Isabel Jacobs/Martin Küpper: Philosopher of the Ideal: EVALD ILYENKOV AT 100

Fig. 1: Evald Ilyenkov in the early 1950s. Credits: Elena Illesh

February 18th 2024 marked the centenary of the birth of Evald Ilyenkov (1924–1979) – a brilliant and influential Soviet philosopher whose most important early works remained unpublished during his lifetime (fig. 1). Two days before Ilyenkov’s 100th birthday, Russian opposition leader Alexei Navalny was found dead in a Siberian prison colony; that news overshadowed the little attention given to Ilyenkov’s anniversary in Russia. The manner in which Ilyenkov’s centenary and Navalny’s death were treated reflects memory culture in Putin’s Russia, where the legacies of Soviet Marxism are often suppressed by ultra-nationalist propaganda. Abroad, Ilyenkov’s prestige has seen a remarkable rise in recent years, accompanied by translations and new scholarship in, for example, Sweden, Ukraine, Peru, Turkey, Canada and Cuba. „Isabel Jacobs/Martin Küpper: Philosopher of the Ideal: EVALD ILYENKOV AT 100“ weiterlesen

Oliver Precht: PORTRAIT OF A PHILOSOPHER (Notes on a New Biography of Jacques Derrida)
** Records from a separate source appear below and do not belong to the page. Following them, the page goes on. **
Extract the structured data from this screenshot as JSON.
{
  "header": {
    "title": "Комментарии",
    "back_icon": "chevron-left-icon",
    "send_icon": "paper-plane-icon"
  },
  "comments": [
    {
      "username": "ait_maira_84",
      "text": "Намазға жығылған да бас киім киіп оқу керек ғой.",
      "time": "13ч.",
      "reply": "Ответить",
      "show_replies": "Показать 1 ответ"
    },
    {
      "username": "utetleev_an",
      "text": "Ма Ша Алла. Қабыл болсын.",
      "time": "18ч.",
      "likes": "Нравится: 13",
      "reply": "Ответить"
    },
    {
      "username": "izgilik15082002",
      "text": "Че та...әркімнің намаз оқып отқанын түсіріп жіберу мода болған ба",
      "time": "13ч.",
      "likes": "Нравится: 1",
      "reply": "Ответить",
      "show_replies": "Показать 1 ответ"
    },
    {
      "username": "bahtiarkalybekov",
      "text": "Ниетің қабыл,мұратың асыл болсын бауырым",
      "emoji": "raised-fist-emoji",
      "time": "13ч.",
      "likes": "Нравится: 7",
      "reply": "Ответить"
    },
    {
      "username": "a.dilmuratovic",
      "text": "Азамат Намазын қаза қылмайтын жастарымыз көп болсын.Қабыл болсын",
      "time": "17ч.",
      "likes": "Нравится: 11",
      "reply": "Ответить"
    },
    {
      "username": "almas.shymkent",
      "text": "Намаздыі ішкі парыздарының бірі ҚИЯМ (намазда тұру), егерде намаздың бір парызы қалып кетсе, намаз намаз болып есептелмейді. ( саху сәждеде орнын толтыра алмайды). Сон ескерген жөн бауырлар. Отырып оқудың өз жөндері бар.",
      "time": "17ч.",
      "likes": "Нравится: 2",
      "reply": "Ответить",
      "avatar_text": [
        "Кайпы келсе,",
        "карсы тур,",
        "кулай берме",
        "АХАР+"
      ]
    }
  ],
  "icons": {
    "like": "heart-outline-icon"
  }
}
Writing a biography of Jacques Derrida is no small task. The biographer is not only confronted with an abundance of personal material, he or she must also confront Derrida’s extensive and notoriously complex oeuvre. Matters become even more complicated when considering the author’s autobiographical writings and his almost obsessive attempt to create his own archive. In the early years of his career, Derrida was extremely reluctant to disclose any biographical information, but once he had revealed the first details on his personal life in a 1983 interview with Catherine David for Le Nouvel Observateur, Derrida intensified his attempts to narrate and thereby control his biography. This biographical turn resulted not only in some of his best known texts,[1] but also in the donation of his personal archive to the Langson Library at the University of California, Irvine, and the Institut Mémoires de l’édition contemporaine (IMEC), close to Caen. However, as Peter Salmon notes (Peter Salmon, An Event, Perhaps. A Biography of Jacques Derrida, London / New York: Verso, 2020), this self-archivisation and self-narration does „not simply record, it produces. By selecting what is important, it rejects what is not” (270). The same is true of Salmon’s book: it “adds another narrative version of the life of Jacques Derrida” (ibid.). „Oliver Precht: PORTRAIT OF A PHILOSOPHER (Notes on a New Biography of Jacques Derrida)“ weiterlesen